On the contrary, if he doesn’t take strong military action, there will be those saying that he is too preoccupied with his own legal woes to effectively run and protect the country.
If Netanyahu does go ahead and take steps leading to extending Israeli sovereignty to settlements in Area C, there will be those saying he is merely pandering to the right wing of his coalition, so that they don’t leave the government in his time of crisis. And if he doesn’t extend sovereignty, there will be those who say that he is trying to curry favor with the Left, get them to build an “etrog box” to protect him from indictment, as some famously advocated doing for Ariel Sharon.
We have all seen this movie before; this is not the first time the country’s prime minister has been under the cloud of a possible indictment.
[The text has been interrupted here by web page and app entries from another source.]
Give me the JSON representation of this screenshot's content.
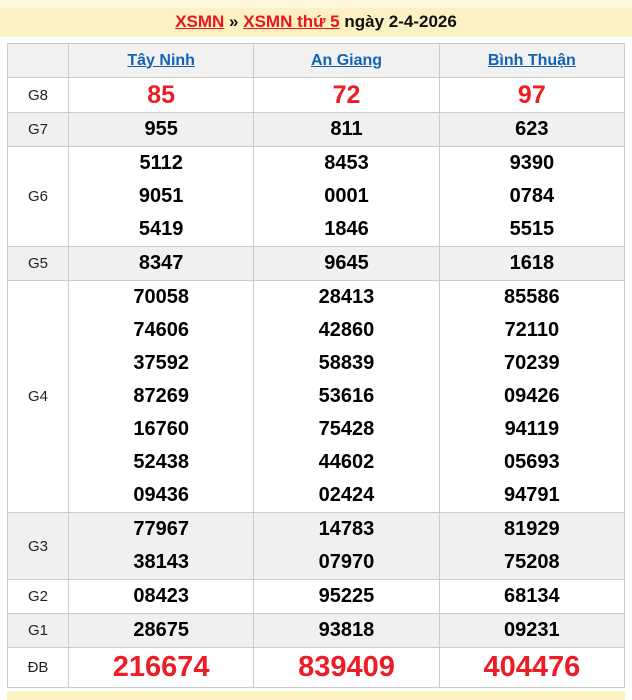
{
  "title": {
    "link_xsmn": "XSMN",
    "separator": "»",
    "link_day": "XSMN thứ 5",
    "date_text": "ngày 2-4-2026"
  },
  "table": {
    "columns": [
      "Tây Ninh",
      "An Giang",
      "Bình Thuận"
    ],
    "rows": [
      {
        "label": "G8",
        "style": "red-large",
        "values": [
          [
            "85"
          ],
          [
            "72"
          ],
          [
            "97"
          ]
        ]
      },
      {
        "label": "G7",
        "style": "normal",
        "values": [
          [
            "955"
          ],
          [
            "811"
          ],
          [
            "623"
          ]
        ]
      },
      {
        "label": "G6",
        "style": "normal",
        "values": [
          [
            "5112",
            "9051",
            "5419"
          ],
          [
            "8453",
            "0001",
            "1846"
          ],
          [
            "9390",
            "0784",
            "5515"
          ]
        ]
      },
      {
        "label": "G5",
        "style": "normal",
        "values": [
          [
            "8347"
          ],
          [
            "9645"
          ],
          [
            "1618"
          ]
        ]
      },
      {
        "label": "G4",
        "style": "normal",
        "values": [
          [
            "70058",
            "74606",
            "37592",
            "87269",
            "16760",
            "52438",
            "09436"
          ],
          [
            "28413",
            "42860",
            "58839",
            "53616",
            "75428",
            "44602",
            "02424"
          ],
          [
            "85586",
            "72110",
            "70239",
            "09426",
            "94119",
            "05693",
            "94791"
          ]
        ]
      },
      {
        "label": "G3",
        "style": "normal",
        "values": [
          [
            "77967",
            "38143"
          ],
          [
            "14783",
            "07970"
          ],
          [
            "81929",
            "75208"
          ]
        ]
      },
      {
        "label": "G2",
        "style": "normal",
        "values": [
          [
            "08423"
          ],
          [
            "95225"
          ],
          [
            "68134"
          ]
        ]
      },
      {
        "label": "G1",
        "style": "normal",
        "values": [
          [
            "28675"
          ],
          [
            "93818"
          ],
          [
            "09231"
          ]
        ]
      },
      {
        "label": "ĐB",
        "style": "red-xlarge",
        "values": [
          [
            "216674"
          ],
          [
            "839409"
          ],
          [
            "404476"
          ]
        ]
      }
    ]
  },
  "colors": {
    "accent_red": "#ee1c25",
    "link_blue": "#1263b2",
    "banner_yellow": "#fbf1c3",
    "banner_yellow_light": "#fdf8dd",
    "row_alt_gray": "#f0f0f0"
  }
}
Sharon was under a real threat of indictment in 2004 in the so-called Greek island affair for allegedly receiving bribes from contractor David Appel to land a major Greek property deal. This was all unfolding during the period after Sharon declared an intention to withdraw from the Gaza Strip, leading to the phrase “the depth of the withdrawal will be dependent on the depth of the investigation” – meaning, in order to protect himself and win over the elites on the Left in favor of leaving Gaza, he would go forward with the withdrawal no matter what.
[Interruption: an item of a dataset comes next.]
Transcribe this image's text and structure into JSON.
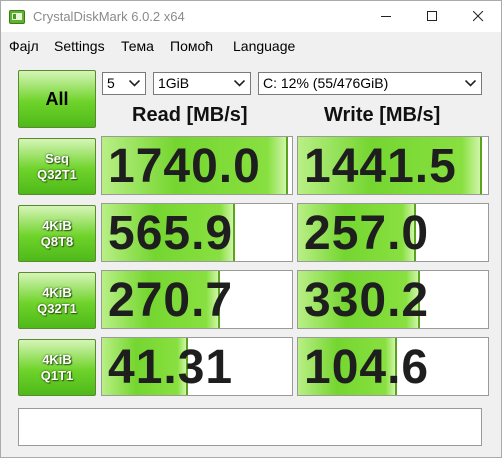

Voices on the Right have been heard in recent months warning that Netanyahu may follow a similar approach, and that to win sympathy on the Left to protect himself against indictment, he will eventually offer the Palestinians wide-ranging concessions. But one could argue the exact opposite, that following the recommendations, the prime minister may tack heavily to the Right to ensure that Bayit Yehudi continues to support him and not threaten to leave the government over the alleged corruption issues.
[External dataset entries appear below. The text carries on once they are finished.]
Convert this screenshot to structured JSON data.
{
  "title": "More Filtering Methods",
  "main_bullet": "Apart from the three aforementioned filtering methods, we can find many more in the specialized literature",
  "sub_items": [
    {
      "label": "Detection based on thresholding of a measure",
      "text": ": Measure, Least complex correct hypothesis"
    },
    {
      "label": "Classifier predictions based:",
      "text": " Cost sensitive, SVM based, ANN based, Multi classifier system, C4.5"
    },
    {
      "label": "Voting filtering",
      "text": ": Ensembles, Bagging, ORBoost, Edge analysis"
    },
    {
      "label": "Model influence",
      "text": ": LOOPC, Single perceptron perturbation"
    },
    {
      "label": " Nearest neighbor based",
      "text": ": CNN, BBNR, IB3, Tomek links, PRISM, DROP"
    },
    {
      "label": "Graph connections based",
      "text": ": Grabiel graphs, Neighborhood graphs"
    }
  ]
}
WHICH RAISES the question: With this cloud now hanging over his head, and everyone viewing everything he does through the prism of Case 1000 and Case 2000, how will the prime minister actually govern?
A good indication of his strategy came on Thursday, when he left all his legal woes behind and went to Munich for the weekend to take part in the Munich Security Conference. Considering the rather precarious political situation the recommendations left him, Netanyahu could have been excused for canceling.
But he didn’t cancel. Not only did he not cancel, according to sources in his office he didn’t even consider canceling. He wants to project a business-as-usual aura. It was, as one Western diplomatic said, “classic Bibi. He does his international stuff as if nothing has happened.”
But something has happened; of that there can be no denial. The police move – though not legally binding on anyone – was significant. The degree to which it will have an impact on Netanyahu’s decisions will be seen in the coming weeks.
One of the benefits of having a prime minister who is just a month short of having been in power for nine consecutive years is that you have a pretty good idea of what to expect; he has a track record. People here and leaders in capitals abroad know well how Netanyahu operates.
He is measured, and his moves – more so, perhaps, than his rhetoric – are cautious. As prime minister now all told for some 12 years (when taking into account his first term, from 1996 to 1999), he has not rushed headlong into military engagements or into massive building beyond the Green Line.
If now, suddenly, Netanyahu throws caution to the wind and takes actions that are significantly at odds with measures he has taken up until now – steps, on issues of either war or peace, that seem erratic and out of character – then questions could legitimately be raised about his motivations.
For the time being, however, he is taking pains to project business as usual, even in these highly unusual times.